(Dataset rows describing interfaces)
-----

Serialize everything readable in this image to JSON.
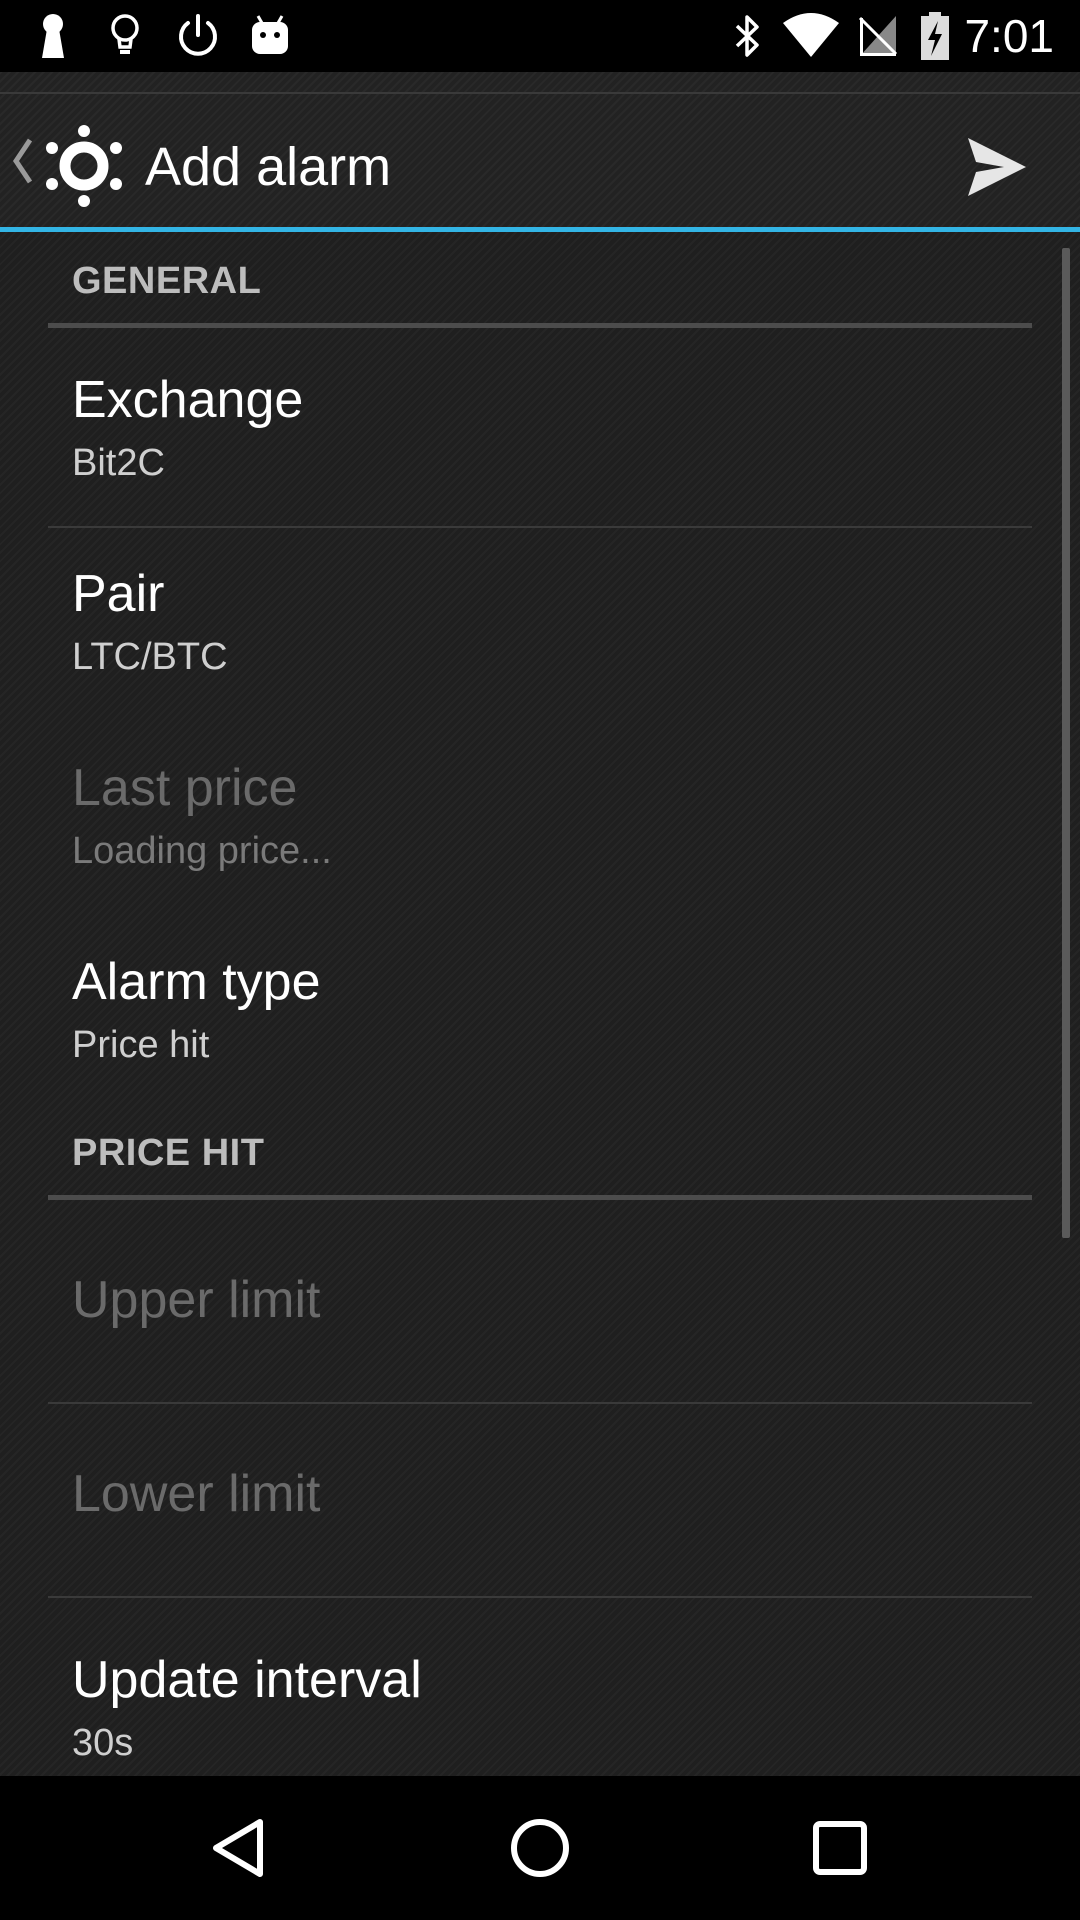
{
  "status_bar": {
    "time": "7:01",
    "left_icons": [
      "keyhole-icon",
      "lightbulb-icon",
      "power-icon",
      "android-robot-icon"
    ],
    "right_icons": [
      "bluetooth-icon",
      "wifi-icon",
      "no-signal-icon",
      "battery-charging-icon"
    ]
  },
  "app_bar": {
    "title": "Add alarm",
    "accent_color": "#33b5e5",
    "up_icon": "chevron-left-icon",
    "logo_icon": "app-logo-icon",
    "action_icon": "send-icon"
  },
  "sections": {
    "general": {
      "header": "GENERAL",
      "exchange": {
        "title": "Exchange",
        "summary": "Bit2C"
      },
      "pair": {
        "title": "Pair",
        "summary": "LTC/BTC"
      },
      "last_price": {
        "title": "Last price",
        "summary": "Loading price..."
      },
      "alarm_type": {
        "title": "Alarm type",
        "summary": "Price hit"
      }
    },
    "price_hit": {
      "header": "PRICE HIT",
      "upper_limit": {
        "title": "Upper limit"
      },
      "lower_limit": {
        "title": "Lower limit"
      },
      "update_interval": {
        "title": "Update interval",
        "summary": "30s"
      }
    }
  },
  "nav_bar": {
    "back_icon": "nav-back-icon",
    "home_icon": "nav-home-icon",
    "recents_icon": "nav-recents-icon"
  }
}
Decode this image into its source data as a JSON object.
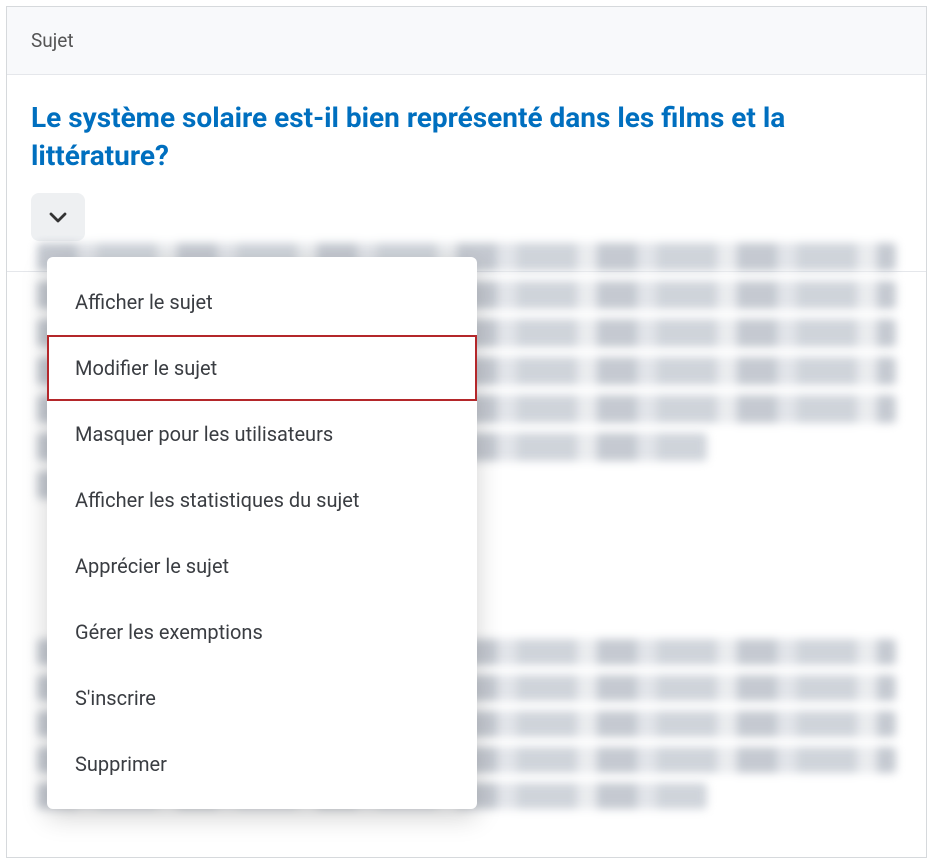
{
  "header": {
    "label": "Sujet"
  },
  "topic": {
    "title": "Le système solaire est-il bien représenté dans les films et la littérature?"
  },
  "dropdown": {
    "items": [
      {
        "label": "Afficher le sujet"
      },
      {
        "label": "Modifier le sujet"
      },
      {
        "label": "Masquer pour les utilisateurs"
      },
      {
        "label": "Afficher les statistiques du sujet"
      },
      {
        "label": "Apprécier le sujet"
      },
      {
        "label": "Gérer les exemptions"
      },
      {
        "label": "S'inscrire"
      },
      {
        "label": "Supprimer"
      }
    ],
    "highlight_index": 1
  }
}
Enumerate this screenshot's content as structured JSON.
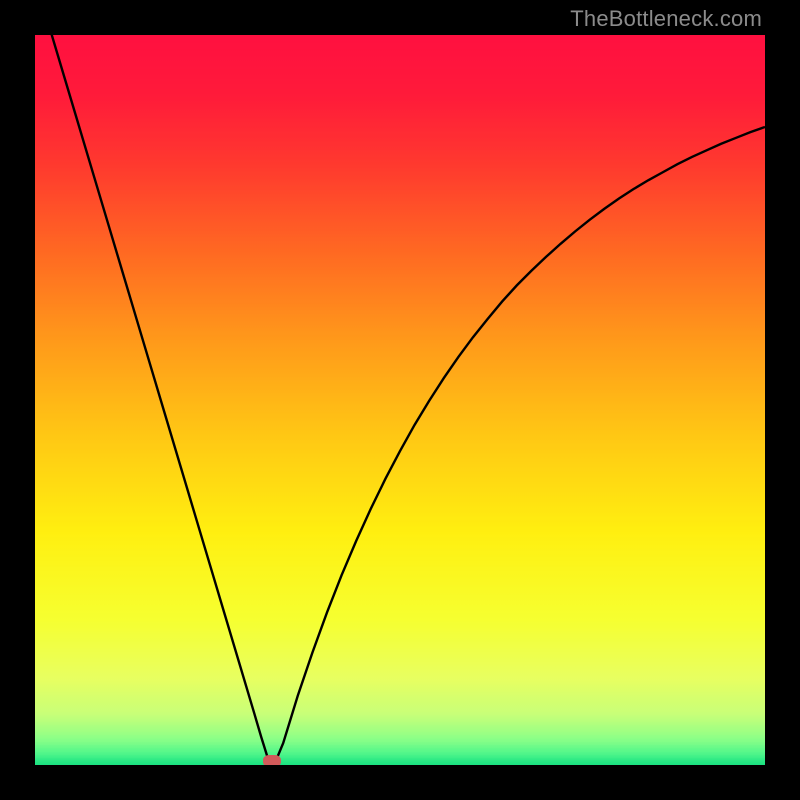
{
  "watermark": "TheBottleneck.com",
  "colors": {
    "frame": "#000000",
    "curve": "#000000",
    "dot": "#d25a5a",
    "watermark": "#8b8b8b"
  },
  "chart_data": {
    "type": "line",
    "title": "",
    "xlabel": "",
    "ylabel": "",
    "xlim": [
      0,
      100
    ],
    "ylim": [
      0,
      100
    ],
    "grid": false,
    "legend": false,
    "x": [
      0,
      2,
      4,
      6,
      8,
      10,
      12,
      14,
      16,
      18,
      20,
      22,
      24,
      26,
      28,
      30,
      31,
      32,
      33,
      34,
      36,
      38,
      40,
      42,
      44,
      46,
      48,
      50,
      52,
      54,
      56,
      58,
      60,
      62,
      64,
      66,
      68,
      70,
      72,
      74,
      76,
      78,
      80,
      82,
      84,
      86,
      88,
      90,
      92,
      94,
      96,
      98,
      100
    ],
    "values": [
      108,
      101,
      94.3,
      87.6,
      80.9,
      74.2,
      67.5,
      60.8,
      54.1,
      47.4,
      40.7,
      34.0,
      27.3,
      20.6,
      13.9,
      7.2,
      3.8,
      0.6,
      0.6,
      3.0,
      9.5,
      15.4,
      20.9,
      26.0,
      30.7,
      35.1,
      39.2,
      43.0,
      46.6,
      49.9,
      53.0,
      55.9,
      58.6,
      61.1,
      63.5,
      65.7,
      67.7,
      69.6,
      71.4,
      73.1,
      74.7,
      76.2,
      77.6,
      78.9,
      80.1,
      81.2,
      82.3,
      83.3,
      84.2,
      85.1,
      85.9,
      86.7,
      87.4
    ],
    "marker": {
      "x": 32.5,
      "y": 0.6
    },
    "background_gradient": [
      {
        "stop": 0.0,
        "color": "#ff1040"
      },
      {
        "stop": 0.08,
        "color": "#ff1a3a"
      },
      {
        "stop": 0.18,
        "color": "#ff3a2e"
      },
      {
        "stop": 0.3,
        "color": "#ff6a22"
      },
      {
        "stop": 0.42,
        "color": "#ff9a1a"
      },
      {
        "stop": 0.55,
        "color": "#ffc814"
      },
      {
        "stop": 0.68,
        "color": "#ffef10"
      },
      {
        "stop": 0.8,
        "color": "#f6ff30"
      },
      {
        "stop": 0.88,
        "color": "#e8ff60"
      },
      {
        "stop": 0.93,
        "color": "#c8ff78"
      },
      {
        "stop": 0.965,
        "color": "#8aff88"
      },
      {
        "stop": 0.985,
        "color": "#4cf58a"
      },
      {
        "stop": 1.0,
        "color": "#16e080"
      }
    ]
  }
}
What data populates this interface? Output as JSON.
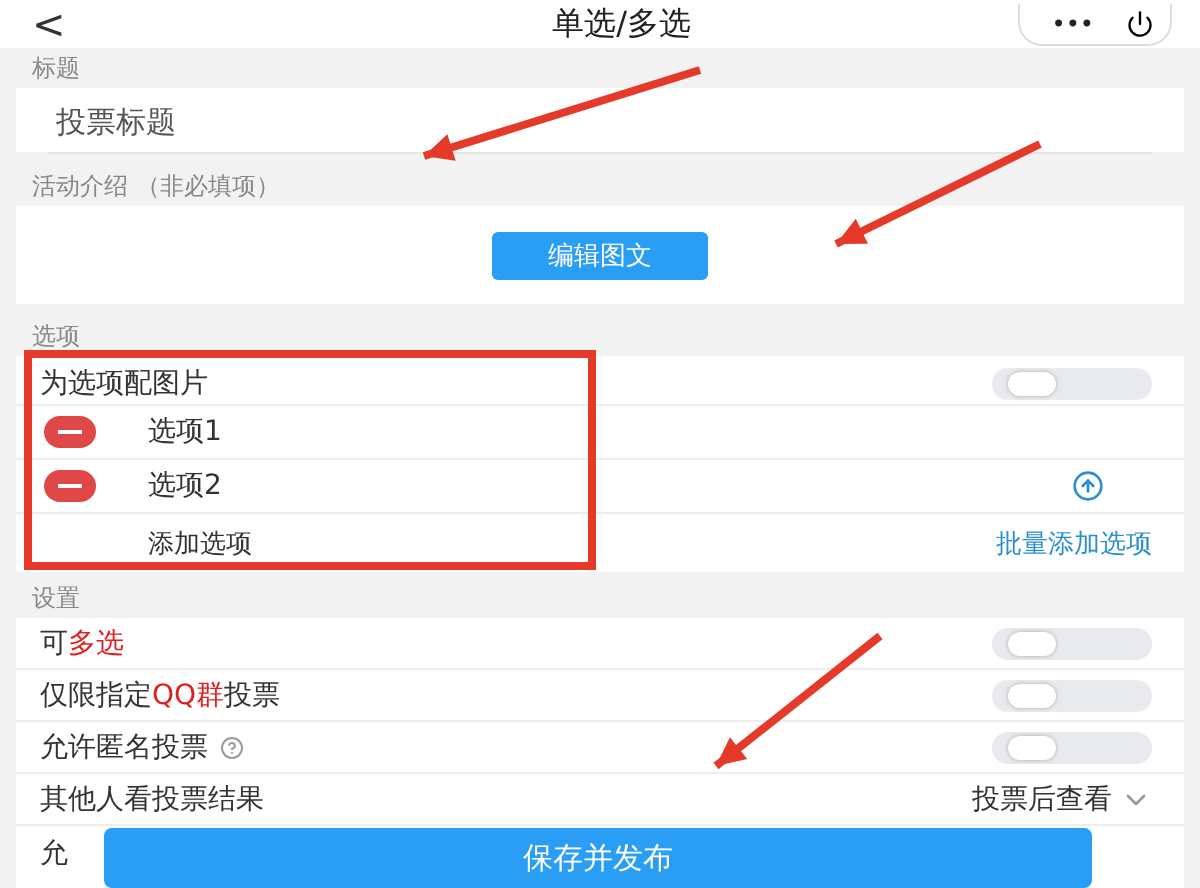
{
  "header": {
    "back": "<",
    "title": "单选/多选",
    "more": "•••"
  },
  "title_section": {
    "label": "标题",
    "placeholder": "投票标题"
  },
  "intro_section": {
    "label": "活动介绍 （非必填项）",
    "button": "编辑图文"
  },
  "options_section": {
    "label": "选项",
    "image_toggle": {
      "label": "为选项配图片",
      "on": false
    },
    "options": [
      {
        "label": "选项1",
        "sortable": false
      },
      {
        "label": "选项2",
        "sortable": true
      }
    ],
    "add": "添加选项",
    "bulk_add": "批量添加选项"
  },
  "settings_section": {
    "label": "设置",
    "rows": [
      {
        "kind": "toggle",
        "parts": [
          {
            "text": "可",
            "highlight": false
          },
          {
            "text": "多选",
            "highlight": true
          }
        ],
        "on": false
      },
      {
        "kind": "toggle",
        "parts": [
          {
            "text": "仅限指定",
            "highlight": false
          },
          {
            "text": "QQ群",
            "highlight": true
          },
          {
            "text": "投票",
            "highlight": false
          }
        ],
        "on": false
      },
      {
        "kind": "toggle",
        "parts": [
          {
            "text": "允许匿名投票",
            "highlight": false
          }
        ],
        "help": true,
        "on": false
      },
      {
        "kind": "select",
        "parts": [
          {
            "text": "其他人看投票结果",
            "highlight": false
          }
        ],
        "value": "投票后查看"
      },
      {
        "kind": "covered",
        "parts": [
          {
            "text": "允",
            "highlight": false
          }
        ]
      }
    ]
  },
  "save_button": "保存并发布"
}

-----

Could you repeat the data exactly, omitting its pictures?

Serialize everything readable in this image to JSON.
{
  "status_bar": {
    "time": "7:01",
    "left_icons": [
      "keyhole-icon",
      "lightbulb-icon",
      "power-icon",
      "android-robot-icon"
    ],
    "right_icons": [
      "bluetooth-icon",
      "wifi-icon",
      "no-signal-icon",
      "battery-charging-icon"
    ]
  },
  "app_bar": {
    "title": "Add alarm",
    "accent_color": "#33b5e5",
    "up_icon": "chevron-left-icon",
    "logo_icon": "app-logo-icon",
    "action_icon": "send-icon"
  },
  "sections": {
    "general": {
      "header": "GENERAL",
      "exchange": {
        "title": "Exchange",
        "summary": "Bit2C"
      },
      "pair": {
        "title": "Pair",
        "summary": "LTC/BTC"
      },
      "last_price": {
        "title": "Last price",
        "summary": "Loading price..."
      },
      "alarm_type": {
        "title": "Alarm type",
        "summary": "Price hit"
      }
    },
    "price_hit": {
      "header": "PRICE HIT",
      "upper_limit": {
        "title": "Upper limit"
      },
      "lower_limit": {
        "title": "Lower limit"
      },
      "update_interval": {
        "title": "Update interval",
        "summary": "30s"
      }
    }
  },
  "nav_bar": {
    "back_icon": "nav-back-icon",
    "home_icon": "nav-home-icon",
    "recents_icon": "nav-recents-icon"
  }
}
Decode this image into its source data as a JSON object.
{
  "header": {
    "label": "Sujet"
  },
  "topic": {
    "title": "Le système solaire est-il bien représenté dans les films et la littérature?"
  },
  "dropdown": {
    "items": [
      {
        "label": "Afficher le sujet"
      },
      {
        "label": "Modifier le sujet"
      },
      {
        "label": "Masquer pour les utilisateurs"
      },
      {
        "label": "Afficher les statistiques du sujet"
      },
      {
        "label": "Apprécier le sujet"
      },
      {
        "label": "Gérer les exemptions"
      },
      {
        "label": "S'inscrire"
      },
      {
        "label": "Supprimer"
      }
    ],
    "highlight_index": 1
  }
}
Enumerate this screenshot's content as structured JSON.
{
  "watermark": "TheBottleneck.com",
  "colors": {
    "frame": "#000000",
    "curve": "#000000",
    "dot": "#d25a5a",
    "watermark": "#8b8b8b"
  },
  "chart_data": {
    "type": "line",
    "title": "",
    "xlabel": "",
    "ylabel": "",
    "xlim": [
      0,
      100
    ],
    "ylim": [
      0,
      100
    ],
    "grid": false,
    "legend": false,
    "x": [
      0,
      2,
      4,
      6,
      8,
      10,
      12,
      14,
      16,
      18,
      20,
      22,
      24,
      26,
      28,
      30,
      31,
      32,
      33,
      34,
      36,
      38,
      40,
      42,
      44,
      46,
      48,
      50,
      52,
      54,
      56,
      58,
      60,
      62,
      64,
      66,
      68,
      70,
      72,
      74,
      76,
      78,
      80,
      82,
      84,
      86,
      88,
      90,
      92,
      94,
      96,
      98,
      100
    ],
    "values": [
      108,
      101,
      94.3,
      87.6,
      80.9,
      74.2,
      67.5,
      60.8,
      54.1,
      47.4,
      40.7,
      34.0,
      27.3,
      20.6,
      13.9,
      7.2,
      3.8,
      0.6,
      0.6,
      3.0,
      9.5,
      15.4,
      20.9,
      26.0,
      30.7,
      35.1,
      39.2,
      43.0,
      46.6,
      49.9,
      53.0,
      55.9,
      58.6,
      61.1,
      63.5,
      65.7,
      67.7,
      69.6,
      71.4,
      73.1,
      74.7,
      76.2,
      77.6,
      78.9,
      80.1,
      81.2,
      82.3,
      83.3,
      84.2,
      85.1,
      85.9,
      86.7,
      87.4
    ],
    "marker": {
      "x": 32.5,
      "y": 0.6
    },
    "background_gradient": [
      {
        "stop": 0.0,
        "color": "#ff1040"
      },
      {
        "stop": 0.08,
        "color": "#ff1a3a"
      },
      {
        "stop": 0.18,
        "color": "#ff3a2e"
      },
      {
        "stop": 0.3,
        "color": "#ff6a22"
      },
      {
        "stop": 0.42,
        "color": "#ff9a1a"
      },
      {
        "stop": 0.55,
        "color": "#ffc814"
      },
      {
        "stop": 0.68,
        "color": "#ffef10"
      },
      {
        "stop": 0.8,
        "color": "#f6ff30"
      },
      {
        "stop": 0.88,
        "color": "#e8ff60"
      },
      {
        "stop": 0.93,
        "color": "#c8ff78"
      },
      {
        "stop": 0.965,
        "color": "#8aff88"
      },
      {
        "stop": 0.985,
        "color": "#4cf58a"
      },
      {
        "stop": 1.0,
        "color": "#16e080"
      }
    ]
  }
}
What data populates this interface? Output as JSON.
{
  "header": {
    "back": "<",
    "title": "单选/多选",
    "more": "•••"
  },
  "title_section": {
    "label": "标题",
    "placeholder": "投票标题"
  },
  "intro_section": {
    "label": "活动介绍 （非必填项）",
    "button": "编辑图文"
  },
  "options_section": {
    "label": "选项",
    "image_toggle": {
      "label": "为选项配图片",
      "on": false
    },
    "options": [
      {
        "label": "选项1",
        "sortable": false
      },
      {
        "label": "选项2",
        "sortable": true
      }
    ],
    "add": "添加选项",
    "bulk_add": "批量添加选项"
  },
  "settings_section": {
    "label": "设置",
    "rows": [
      {
        "kind": "toggle",
        "parts": [
          {
            "text": "可",
            "highlight": false
          },
          {
            "text": "多选",
            "highlight": true
          }
        ],
        "on": false
      },
      {
        "kind": "toggle",
        "parts": [
          {
            "text": "仅限指定",
            "highlight": false
          },
          {
            "text": "QQ群",
            "highlight": true
          },
          {
            "text": "投票",
            "highlight": false
          }
        ],
        "on": false
      },
      {
        "kind": "toggle",
        "parts": [
          {
            "text": "允许匿名投票",
            "highlight": false
          }
        ],
        "help": true,
        "on": false
      },
      {
        "kind": "select",
        "parts": [
          {
            "text": "其他人看投票结果",
            "highlight": false
          }
        ],
        "value": "投票后查看"
      },
      {
        "kind": "covered",
        "parts": [
          {
            "text": "允",
            "highlight": false
          }
        ]
      }
    ]
  },
  "save_button": "保存并发布"
}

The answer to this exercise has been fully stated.